theil_without_groups <- theil_t(
  sociodemographic_data = land_use_data,
  opportunity = "jobs",
  population = "population"
#>      theil_t
#> 1: 0.3616631

# some cells are classified as in the decile NA because their income per capita
# is NaN, as they don't have any population. we filter these cells from our
# accessibility data, otherwise the output would include NA values (note that
# subsetting the data like this doesn't affect the assumption that groups are
# completely exhaustive, because cells with NA income decile don't have any
# population)

na_decile_ids <- land_use_data[$income_decile), ]$id
no_na_access <- access[! access$id %in% na_decile_ids, ]
sociodem_data <- land_use_data[! land_use_data$id %in% na_decile_ids, ]

theil_with_groups <- theil_t(
  sociodemographic_data = sociodem_data,
  opportunity = "jobs",
  population = "population",
  socioeconomic_groups = "income_decile"
#> $summary
#>        component     value share_of_total
#> 1: between_group 0.1280753      0.3541287
#> 2:  within_group 0.2335878      0.6458713
#> 3:         total 0.3616631      1.0000000
#> $within_group_component
#>     income_decile       value share_of_component
#>  1:             1 0.009181454         0.03930622
#>  2:             2 0.011413697         0.04886255
#>  3:             3 0.019320622         0.08271246
#>  4:             4 0.023606928         0.10106232
#>  5:             5 0.031470429         0.13472633
#>  6:             6 0.023539337         0.10077296
#>  7:             7 0.033329635         0.14268567
#>  8:             8 0.032585905         0.13950173
#>  9:             9 0.020299031         0.08690107
#> 10:            10 0.028840780         0.12346868
#> $between_group_component
#>     income_decile        value
#>  1:             1 -0.037573783
#>  2:             2 -0.036276865
#>  3:             3 -0.031829123
#>  4:             4 -0.021600054
#>  5:             5 -0.009938574
#>  6:             6 -0.004401762
#>  7:             7  0.025936879
#>  8:             8  0.042240708
#>  9:             9  0.075742415
#> 10:            10  0.125775443

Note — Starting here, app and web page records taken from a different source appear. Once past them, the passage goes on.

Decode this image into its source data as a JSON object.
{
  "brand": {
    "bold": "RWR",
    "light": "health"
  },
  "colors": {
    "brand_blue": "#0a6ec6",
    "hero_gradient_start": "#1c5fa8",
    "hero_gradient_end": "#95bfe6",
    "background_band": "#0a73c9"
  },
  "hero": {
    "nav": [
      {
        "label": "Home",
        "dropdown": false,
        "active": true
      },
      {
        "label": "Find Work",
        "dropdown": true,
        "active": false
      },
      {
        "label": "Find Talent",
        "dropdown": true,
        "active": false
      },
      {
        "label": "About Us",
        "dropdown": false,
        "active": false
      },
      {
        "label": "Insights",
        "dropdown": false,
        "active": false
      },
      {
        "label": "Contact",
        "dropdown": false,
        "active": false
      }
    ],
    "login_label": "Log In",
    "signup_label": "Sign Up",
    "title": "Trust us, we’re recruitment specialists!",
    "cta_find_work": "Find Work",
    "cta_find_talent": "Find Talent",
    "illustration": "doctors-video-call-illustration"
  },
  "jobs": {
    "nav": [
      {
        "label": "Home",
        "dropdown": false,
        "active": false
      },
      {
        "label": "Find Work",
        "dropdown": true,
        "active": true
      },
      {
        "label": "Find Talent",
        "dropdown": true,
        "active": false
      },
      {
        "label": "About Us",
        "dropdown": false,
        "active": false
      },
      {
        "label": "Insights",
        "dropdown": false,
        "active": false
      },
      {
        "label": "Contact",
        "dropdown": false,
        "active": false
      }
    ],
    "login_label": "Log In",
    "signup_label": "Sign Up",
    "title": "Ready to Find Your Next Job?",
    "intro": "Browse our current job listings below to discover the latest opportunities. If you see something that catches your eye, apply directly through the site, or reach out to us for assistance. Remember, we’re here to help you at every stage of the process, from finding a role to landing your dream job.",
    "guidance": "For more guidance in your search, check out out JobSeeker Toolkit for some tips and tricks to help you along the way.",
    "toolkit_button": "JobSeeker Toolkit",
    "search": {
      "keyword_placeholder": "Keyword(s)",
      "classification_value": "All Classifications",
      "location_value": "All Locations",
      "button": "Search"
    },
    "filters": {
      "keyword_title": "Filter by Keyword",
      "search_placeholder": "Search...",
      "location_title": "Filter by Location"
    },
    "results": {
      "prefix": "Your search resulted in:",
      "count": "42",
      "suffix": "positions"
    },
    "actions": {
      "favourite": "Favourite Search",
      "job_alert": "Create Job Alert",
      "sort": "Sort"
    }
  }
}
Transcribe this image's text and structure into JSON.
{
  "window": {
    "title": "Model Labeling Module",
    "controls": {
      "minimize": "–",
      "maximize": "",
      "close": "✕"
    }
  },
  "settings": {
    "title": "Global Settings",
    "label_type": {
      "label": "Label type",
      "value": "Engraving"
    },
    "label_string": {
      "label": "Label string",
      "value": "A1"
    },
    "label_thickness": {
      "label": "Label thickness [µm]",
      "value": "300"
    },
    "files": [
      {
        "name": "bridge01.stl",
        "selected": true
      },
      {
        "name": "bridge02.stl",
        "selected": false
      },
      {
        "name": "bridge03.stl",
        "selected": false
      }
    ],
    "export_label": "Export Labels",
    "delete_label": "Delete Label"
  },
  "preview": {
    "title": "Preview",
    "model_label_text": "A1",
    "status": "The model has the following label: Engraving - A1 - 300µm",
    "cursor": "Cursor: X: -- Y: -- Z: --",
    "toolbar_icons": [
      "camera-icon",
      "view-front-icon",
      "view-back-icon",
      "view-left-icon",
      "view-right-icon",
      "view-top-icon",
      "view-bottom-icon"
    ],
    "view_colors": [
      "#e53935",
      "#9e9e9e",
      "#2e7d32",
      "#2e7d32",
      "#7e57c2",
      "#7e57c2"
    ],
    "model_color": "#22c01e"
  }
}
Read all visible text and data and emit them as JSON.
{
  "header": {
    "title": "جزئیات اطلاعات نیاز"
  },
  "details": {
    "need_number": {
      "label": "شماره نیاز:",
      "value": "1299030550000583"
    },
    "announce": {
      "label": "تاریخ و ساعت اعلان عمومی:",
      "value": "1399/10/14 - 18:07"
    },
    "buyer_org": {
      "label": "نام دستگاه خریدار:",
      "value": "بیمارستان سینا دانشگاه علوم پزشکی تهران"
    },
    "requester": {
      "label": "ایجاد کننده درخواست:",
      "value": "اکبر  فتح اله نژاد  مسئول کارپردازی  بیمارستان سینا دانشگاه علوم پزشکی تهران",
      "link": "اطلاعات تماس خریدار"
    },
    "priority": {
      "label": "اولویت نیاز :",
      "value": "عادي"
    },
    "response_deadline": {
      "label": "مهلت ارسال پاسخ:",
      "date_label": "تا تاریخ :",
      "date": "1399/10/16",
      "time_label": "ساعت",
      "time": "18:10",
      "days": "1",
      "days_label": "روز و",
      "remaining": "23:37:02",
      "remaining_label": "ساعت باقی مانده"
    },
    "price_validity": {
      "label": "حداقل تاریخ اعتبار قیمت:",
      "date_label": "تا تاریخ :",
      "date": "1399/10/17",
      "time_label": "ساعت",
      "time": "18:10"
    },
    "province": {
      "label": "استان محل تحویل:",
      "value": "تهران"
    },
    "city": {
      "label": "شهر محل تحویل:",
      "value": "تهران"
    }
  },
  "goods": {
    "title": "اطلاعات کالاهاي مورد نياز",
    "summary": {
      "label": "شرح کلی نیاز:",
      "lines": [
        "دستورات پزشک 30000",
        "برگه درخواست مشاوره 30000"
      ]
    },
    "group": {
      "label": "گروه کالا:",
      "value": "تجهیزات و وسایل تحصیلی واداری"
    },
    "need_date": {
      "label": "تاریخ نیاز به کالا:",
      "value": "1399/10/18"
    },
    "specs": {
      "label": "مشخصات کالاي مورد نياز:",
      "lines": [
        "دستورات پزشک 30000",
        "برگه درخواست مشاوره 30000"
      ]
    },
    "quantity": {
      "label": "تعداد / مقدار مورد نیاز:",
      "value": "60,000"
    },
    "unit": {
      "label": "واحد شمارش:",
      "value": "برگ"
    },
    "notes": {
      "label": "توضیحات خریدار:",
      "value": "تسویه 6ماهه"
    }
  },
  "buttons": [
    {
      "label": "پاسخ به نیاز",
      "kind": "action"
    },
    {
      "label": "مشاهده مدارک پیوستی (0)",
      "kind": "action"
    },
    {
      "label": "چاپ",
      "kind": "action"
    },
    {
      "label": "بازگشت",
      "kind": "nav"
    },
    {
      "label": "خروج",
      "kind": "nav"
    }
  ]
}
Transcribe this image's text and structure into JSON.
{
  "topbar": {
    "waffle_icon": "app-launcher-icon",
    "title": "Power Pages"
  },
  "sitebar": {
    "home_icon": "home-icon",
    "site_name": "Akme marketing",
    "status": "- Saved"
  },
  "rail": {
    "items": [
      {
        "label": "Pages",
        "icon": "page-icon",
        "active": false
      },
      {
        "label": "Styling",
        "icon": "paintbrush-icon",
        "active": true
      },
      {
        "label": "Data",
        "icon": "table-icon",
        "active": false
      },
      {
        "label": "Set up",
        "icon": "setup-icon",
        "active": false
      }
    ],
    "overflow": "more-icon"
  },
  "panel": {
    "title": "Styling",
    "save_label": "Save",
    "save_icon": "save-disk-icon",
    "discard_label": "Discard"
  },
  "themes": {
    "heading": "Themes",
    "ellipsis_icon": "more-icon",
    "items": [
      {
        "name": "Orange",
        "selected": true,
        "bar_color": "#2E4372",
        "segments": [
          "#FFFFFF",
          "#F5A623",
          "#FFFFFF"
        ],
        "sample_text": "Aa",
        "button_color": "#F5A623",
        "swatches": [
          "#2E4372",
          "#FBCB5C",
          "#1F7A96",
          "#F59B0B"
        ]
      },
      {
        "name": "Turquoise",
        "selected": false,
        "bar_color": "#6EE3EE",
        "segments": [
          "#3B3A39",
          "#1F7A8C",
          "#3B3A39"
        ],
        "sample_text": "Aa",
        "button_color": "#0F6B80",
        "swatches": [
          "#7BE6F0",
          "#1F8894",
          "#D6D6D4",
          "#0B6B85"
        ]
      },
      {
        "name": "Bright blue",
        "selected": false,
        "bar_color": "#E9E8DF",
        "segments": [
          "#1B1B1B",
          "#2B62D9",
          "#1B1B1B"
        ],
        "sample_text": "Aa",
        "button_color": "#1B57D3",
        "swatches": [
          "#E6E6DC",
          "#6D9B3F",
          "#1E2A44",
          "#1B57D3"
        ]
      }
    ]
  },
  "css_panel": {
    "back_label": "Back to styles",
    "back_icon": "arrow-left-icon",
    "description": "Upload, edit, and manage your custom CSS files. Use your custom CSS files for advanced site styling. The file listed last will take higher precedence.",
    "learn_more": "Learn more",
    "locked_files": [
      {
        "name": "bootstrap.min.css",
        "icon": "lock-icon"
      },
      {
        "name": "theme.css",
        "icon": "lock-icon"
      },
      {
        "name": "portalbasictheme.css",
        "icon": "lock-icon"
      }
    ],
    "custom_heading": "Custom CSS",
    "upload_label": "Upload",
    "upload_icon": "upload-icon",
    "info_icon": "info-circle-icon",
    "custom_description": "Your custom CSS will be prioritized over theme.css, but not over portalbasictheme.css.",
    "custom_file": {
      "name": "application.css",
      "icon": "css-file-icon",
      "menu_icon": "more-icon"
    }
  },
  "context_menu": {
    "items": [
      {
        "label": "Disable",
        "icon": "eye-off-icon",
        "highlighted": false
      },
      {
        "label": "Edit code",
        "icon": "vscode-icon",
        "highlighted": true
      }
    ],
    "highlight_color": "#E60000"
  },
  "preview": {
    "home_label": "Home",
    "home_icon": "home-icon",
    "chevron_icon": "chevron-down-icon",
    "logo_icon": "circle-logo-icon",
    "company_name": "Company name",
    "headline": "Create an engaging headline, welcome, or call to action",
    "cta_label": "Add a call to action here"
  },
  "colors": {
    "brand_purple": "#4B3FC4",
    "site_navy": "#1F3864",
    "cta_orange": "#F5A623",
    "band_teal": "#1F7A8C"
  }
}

Foster-Greer-Thorbecke (FGT) poverty measures

fgt_poverty() calculates the FGT metrics, a family of poverty measures originally proposed by Foster, Greer, and Thorbecke (1984) that capture the extent and severity of poverty within an accessibility distribution. The FGT family is composed of three measures that differ based on the \(\alpha\) parameter used to calculate them (either 0, 1 or 2) and which also changes their interpretation:

This function includes an additional poverty_line parameter, used to define the poverty line below which individuals are considered to be in accessibility poverty.


Erreygers, Guido. 2009. “Correcting the Concentration Index.” Journal of Health Economics 28 (2): 504–15.

Foster, James, Joel Greer, and Erik Thorbecke. 1984. “A Class of Decomposable Poverty Measures.” Econometrica 52 (3): 761–66.